Thursday, March 31, 2011

A call for passive activism

IBM is celebrating their 100th anniversary by highlighting their top 100 contributions. One they selected is World Community Grid. From the World Community Grid website:
World Community Grid brings people together from across the globe to create the largest non-profit computing grid benefiting humanity. It does this by pooling surplus computer processing power. We believe that innovation combined with visionary scientific research and large-scale volunteerism can help make the planet smarter. Our success depends on like-minded individuals - like you.
Here's how it works: IBM donates the hardware and coordinates the projects that get submitted to WCG. People like you and me install an application on our computers that downloads work for these projects -- such as curing cancer, AIDS, and polio, or finding more nutritious strains of rice -- and then churns through it (or as I like to say "and a miracle occurs"). Once it's all analyzed the data is sent back to WCG where the IBM servers aggregate it for the researchers.

You don't have to leave your computer on all the time, or have it running constantly so it slows down your computer. The hour your screensaver is running while you're at lunch or in a meeting is an hour you could be contributing to solving the world's problems.

Incidentally, there is a WCG team for Lotus Domino Bloggers. There are 26 members but only three of us have been active in the last couple of months. If you're reading this through PlanetLotus please consider joining your peers.

Tuesday, March 01, 2011

Motorola Atrix is the reincarnation of IBM Meta Pad circa 2002

It's no secret that I'm a slow adopter of mobile technology. It comes down to one reason: IBM spoiled me with the Meta Pad. This little gem debuted out of IBM Research in 2002. That's right, nearly 10 years ago IBM was touting a mobile computer you could carry with you and connect to various docks for different purposes. Antelope Technology licensed the Meta Pad and sold it as the Mobile Computer Core. People stayed away in droves. It was incredibly expensive, heavy, bulky and slow. Antelope Tech closed its doors within a couple of years.

IBM's idea of carrying your computer with you and just plugging it in to different form factors has stuck with me for the last decade. I knew what was possible and I wouldn't settle for anything else. I never bought a smartphone because I didn't want a phone. I wanted a mobile device that was a lot more flexible.

Other devices entered this space, most notably the Oqo and FlipStart. To me they were awkward compromises, and they're still prohibitively expensive. The closest I have found to meet my wish list was the SmartBook from Always Innovating. The only problem with that is it's only WiFi. I wanted something I could use as a phone, but since the SmartBook was so close I was seriously considering purchasing it. I never expected any manufacturer to build what I wanted.

Then Motorola announced the Atrix. I read a review of it and I was stunned how closely this mirrored IBM's goals from a decade ago.
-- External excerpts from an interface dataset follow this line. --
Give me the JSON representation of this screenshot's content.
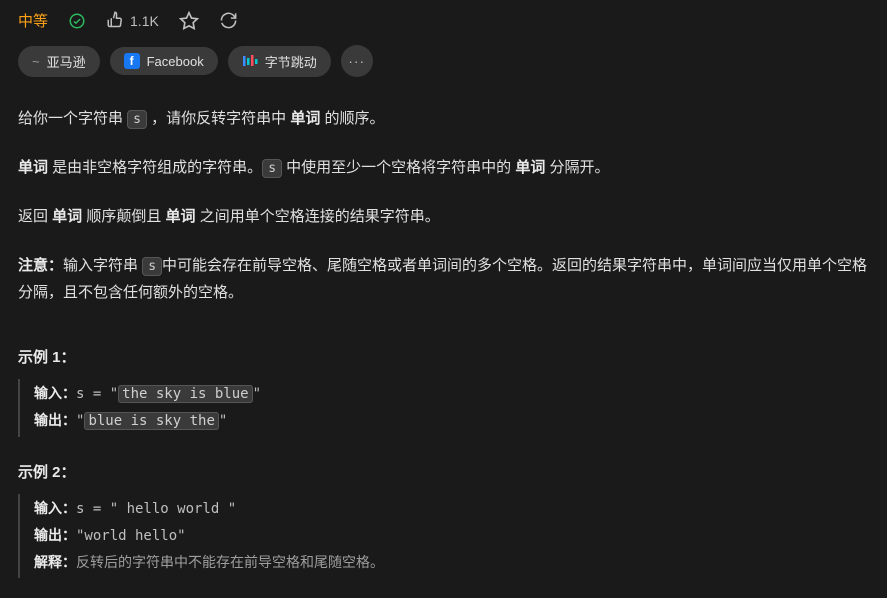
{
  "header": {
    "difficulty": "中等",
    "likes": "1.1K"
  },
  "tags": {
    "prefix": "~",
    "amazon": "亚马逊",
    "facebook": "Facebook",
    "bytedance": "字节跳动",
    "more": "···"
  },
  "problem": {
    "p1_a": "给你一个字符串 ",
    "p1_code": "s",
    "p1_b": " ，请你反转字符串中 ",
    "p1_bold": "单词",
    "p1_c": " 的顺序。",
    "p2_bold1": "单词",
    "p2_a": " 是由非空格字符组成的字符串。",
    "p2_code": "s",
    "p2_b": " 中使用至少一个空格将字符串中的 ",
    "p2_bold2": "单词",
    "p2_c": " 分隔开。",
    "p3_a": "返回 ",
    "p3_bold1": "单词",
    "p3_b": " 顺序颠倒且 ",
    "p3_bold2": "单词",
    "p3_c": " 之间用单个空格连接的结果字符串。",
    "p4_bold": "注意：",
    "p4_a": "输入字符串 ",
    "p4_code": "s",
    "p4_b": "中可能会存在前导空格、尾随空格或者单词间的多个空格。返回的结果字符串中，单词间应当仅用单个空格分隔，且不包含任何额外的空格。"
  },
  "examples": [
    {
      "title": "示例 1：",
      "input_label": "输入：",
      "input_value_a": "s = \"",
      "input_highlight": "the sky is blue",
      "input_value_b": "\"",
      "output_label": "输出：",
      "output_value_a": "\"",
      "output_highlight": "blue is sky the",
      "output_value_b": "\""
    },
    {
      "title": "示例 2：",
      "input_label": "输入：",
      "input_value": "s = \"  hello world  \"",
      "output_label": "输出：",
      "output_value": "\"world hello\"",
      "explain_label": "解释：",
      "explain_text": "反转后的字符串中不能存在前导空格和尾随空格。"
    }
  ]
}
It's a phone. Dock it and you can play music and videos to your home entertainment system, using a remote. Connect a keyboard and fire up a full version of Firefox. Insert into a laptop chassis and enjoy a larger screen while traveling. And it's not insanely expensive.

Thank you, IBM, for showing the world what was possible. You're often ahead of your time, but I'm glad in this case it has come full circle.